Grant County Commissioner Marty Long filed on Friday in Topeka to run for the Kansas House of Representatives’ 124th District seat.

Long, 61, is a fourth-generation farmer in Grant County of 40 years and a Ulysses hotel owner. He is serving his fourth term as a Grant County commissioner since his election in 2004.

Long says his experience as a county commissioner, in which capacity he works closely with the Legislature on county issues, has prepared him for the role.

This is Long’s first time running for a state-level position, he said, and his biggest motivator for running is to keep momentum strong at the legislative level for a stronger Kansas.

“Kansas has struggled financially at the hands of a failed tax policy since 2012,” Long said. “This policy, coupled with additional elements, has created a burden funding schools, KDOT, pension plans and other core functions of the state. It has also led to several downgrades of Kansas’ credit ratings by S&P.”

Long lauded the reversal of the Brownback tax policies and the income tax hikes designed to bring revenue back to state agencies that came with them. He said representation from southwest Kansas is “more important now than it’s ever been.”

“I am extremely excited about running in the 124th House District,” Long said. “My wife and I love southwest Kansas and have always believed it is a remarkable place to live and do business. After farming for 40 years and being involved in local politics, I now believe it’s time to pursue the next step representing District 124 in Topeka.”

Incumbent 124th District Rep. Steve Alford, who caused a firestorm at the start of the legislative session in January when he cited Jim Crow-era drug policies suggesting that African Americans are genetically and characteristically more susceptible to intoxication by cannabis, has not filed for re-election.

After losing his leadership positions in the House as a result of the scandal, Alford issued an apology.

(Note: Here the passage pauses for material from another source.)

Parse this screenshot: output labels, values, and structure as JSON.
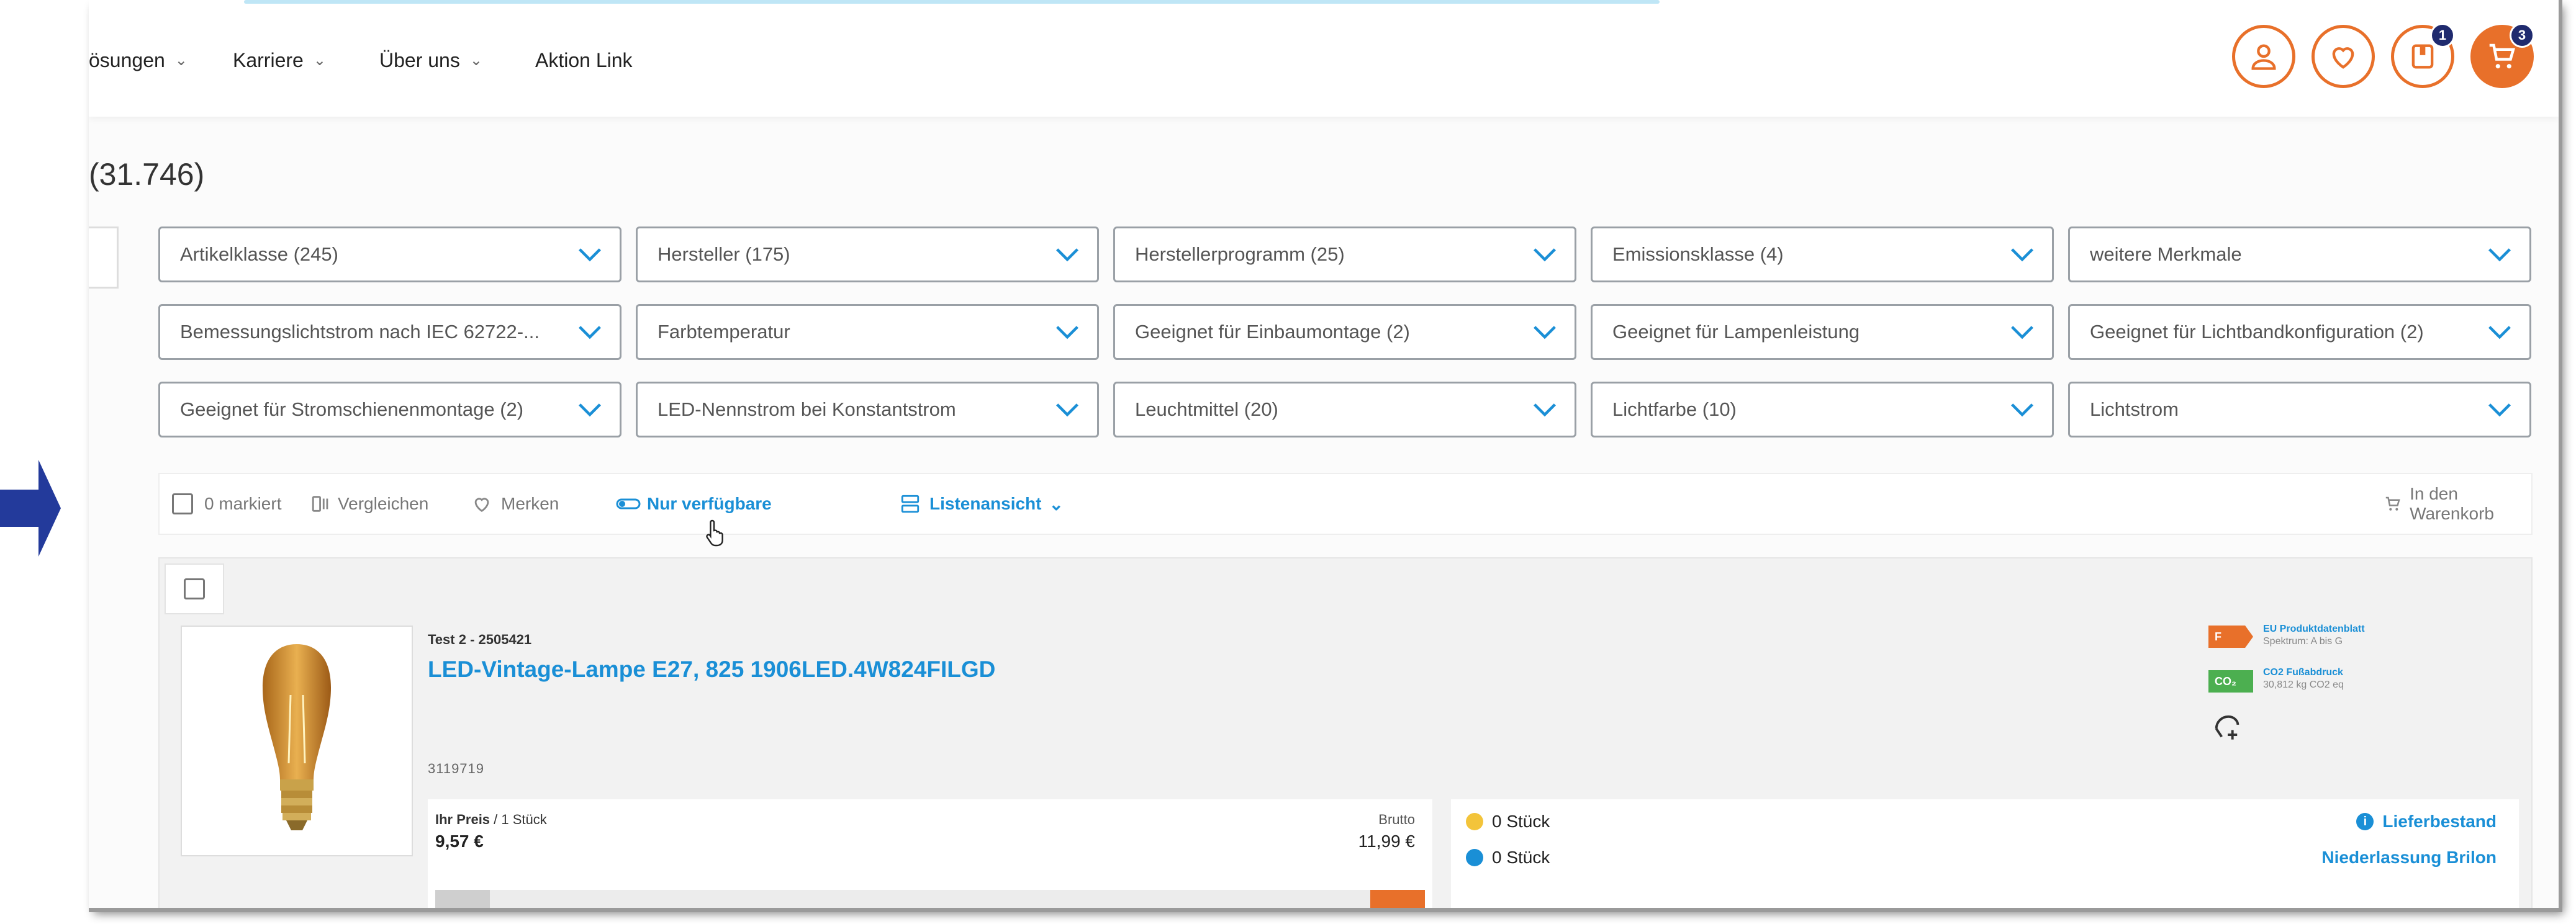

Long said Alford is “a friend of mine” and has been a great representative, “but I think it’s time for a change, and I think the timing is right for me to make a run for this.”

Alford declined to state whether he intends to file before the noon deadline on June 1. He said he maintains a “policy” not to interview with The Telegram after coverage of his remarks in January.

Alford said the remarks “destroyed” him, suggesting that the remarks should not have been reported, even though they were given in an open town hall-style meeting with many in attendance.

“You have no idea the extreme it’s gone,” Alford told The Telegram Wednesday. “You’ve just got to put caps on stuff, and you guys want to take the caps off and let it roll.”

Sublette resident Jeffrey Locke, 54, who has been a teacher for almost 30 years, also has filed for the 124th District seat.

Locke described himself as a problem solver, attributing the skill to his experience as an art teacher.

“To solve a problem, you have to define it first,” he said. “But a lot of people don’t define problems. They just throw money at it or something inefficient, and it doesn’t ever work because they’re never addressing the root of the problem.”

Locke said he is a lifetime Republican who follows the Kansas Republican Party platform to the letter. However, he said, he supports capital punishment in extreme cases.

He also said he’s “pro-life,” a lifetime endowed member of the National Rifle Association, and a fervent supporter of the Second Amendment.

“I believe it’s a God-given right to be able to defend yourself, and the Second Amendment is about that right, codified,” Locke said.


Telegram staff writer Amber Friend contributed to this report.